Membership in IKAR gives the United States the opportunity to share information and to
learn from other experts. IKAR is becoming a repository and also a clearinghouse for
mountain-safety education materials. In terms of avalanche awareness materials
(brochures, posters and booklets) targeted for the general public, the European and
Scandinavian countries are much more productive than the United States.
I expect in the immediate future the Avalanche Commission will return back to its role
as the leading authority in avalanche rescue. The new presidents of the Terrestrial
(Bruno Jelk) and Medical Commissions (Herman Brugger MD) both have great interest
in avalanche rescue and will encourage better communication on these matters
between the commissions.
There are several issues that warrant continued United States involvement in the
Avalanche Committee of IKAR, some specific objectives are also mentioned:
• Rescue equipment and techniques: IKAR is virtually the only venue for United States
SAR personnel to learn of new techniques and equipment.
- specific objective: Develop guidelines for the use of ground penetrating
radar in avalanche rescue.
- specific objective: Collect and compile “lessons learned” from rescue
• Accident data collection: The continued collection of accident data is most important.
Research ultimately aids in the prevention of accidents and offers improvements in
rescue methods. In recent years the IKAR has been the focal point for the initial
presentation of updated survival probabilities and the field triage and treatment of buried
- specific objective: Continue the data collection and the presentation of case
reports at annual meetings. More data and research is needed as to the
cause of death, position of victim, victimʼs skill and knowledge levels,
• Avalanche education: since most victims cause their own avalanche, most accidents
are preventable. Better education and training can help to reduce the number of

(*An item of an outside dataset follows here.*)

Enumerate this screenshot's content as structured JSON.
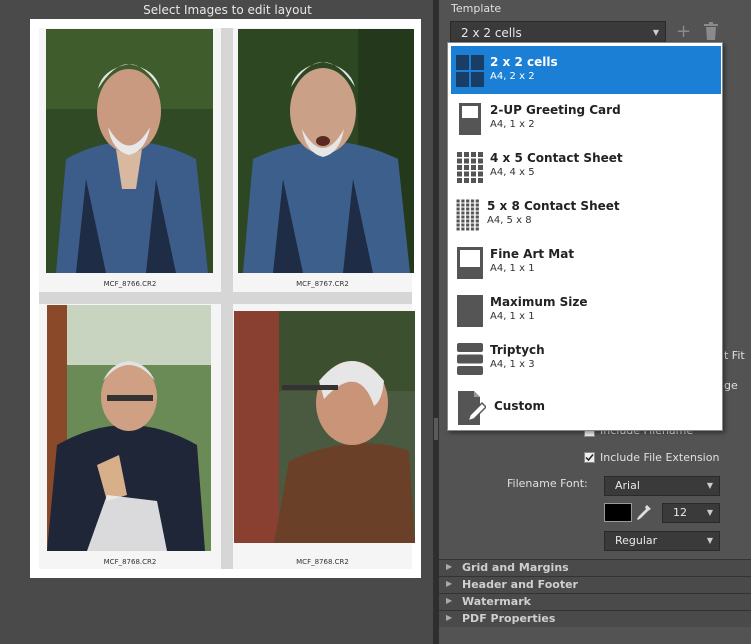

- specific objective: Need to learn more about avalanche training programs in
• United States avalanche report to the 2001 IKAR-CISA meeting